Federal prosecutors are free to demonize doctors publicly, call them "drug dealers" or operators of "pill mills," and their statements NEVER are scrutinized in the mainstream media. The doctor is guilty even before the trial begins, and even if a physician is acquitted, federal agencies effectively can ruin the person's reputation and career. Furthermore, as the federal Reign of Terror expands, doctors protect themselves by writing as few pain prescriptions as they can in hopes of avoiding the federal "Eye of Sauron."
That thousands of people are unable to gain relief is of no consequence to federal officials, who are interested only in convicting as many people as possible, which then is a boost to careerist prosecutors and government agents. These are people who literally advance their own pay, benefits, and power upon the backs of doctors and their patients, and in the case of Siobhan's husband, the results were fatal.
(Not that Paul McNulty or any of his other prosecutorial minions cared what happened to Sean Reynolds or his widow and their child. These are people who enjoy inflicting trauma upon others and who love to exercise their absolute powers, knowing that no matter how dishonest or outrageous their conduct might be, they never have to fear being punished for their own lawbreaking, as the Congress and the federal courts have granted them "total immunity.")
Reynolds was a godsend not only to patients and their families, but also to doctors and their loved ones who were watching the Paul McNultys of the world unjustly turn their lives upside down. She became involved in a number of such cases elsewhere in the country, helping some doctors to be acquitted and watching others lose at trial and go to prison.
Helping people defend themselves against federal prosecutors and vague laws is a sure way to attract the enmity of the State, and after she became involved in a case against a doctor and his wife in Kansas, the State struck back.
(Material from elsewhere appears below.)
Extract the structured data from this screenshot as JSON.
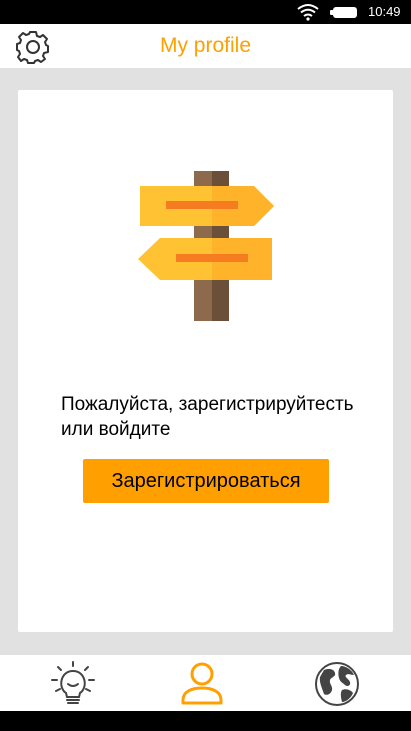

U.S. Attorney Tanya Treadway opened an “obstruction of justice” investigation against Reynolds, destroying the Pain Relief Network in the process. To make matters worse, Treadway was able to convince the courts (which don't need much convincing when federal prosecutors wish to abuse innocent people) to make the entire process secret, including any statements from Reynolds herself.
Grand jury secrecy is supposed to protect people being investigated, but in this situation, Treadway was able to use secrecy to protect herself and to destroy Reynolds, and the courts up to the U.S. Supreme Court agreed that secrecy was fine with them, which a former federal prosecutor says is an utter abuse of the grand jury. The tactics worked, and not only was Siobhan forced to shut down the Pain Relief Network, but she also was facing the possibility of contrived criminal charges up until the moment of her death.
There are many things that we can learn from the life and death of Siobhan Reynolds. Surely one of the worst things is that in the United States of America, federal prosecutors nearly are invincible, not because of any good that they do, but rather because they have become a law unto themselves. We also have learned that the State bows to no one, and that right and wrong are not standards at all because the State always is right, even when it is wrong.
Yet, we also can know that in our midst, there are people who are willing to stand up and be counted, and Siobhan Reynolds was one of them. She was a great person and her legacy goes on even though she no longer walks among us. Hers is a legacy of integrity and courage and that is the best lesson of all.
December 31, 2011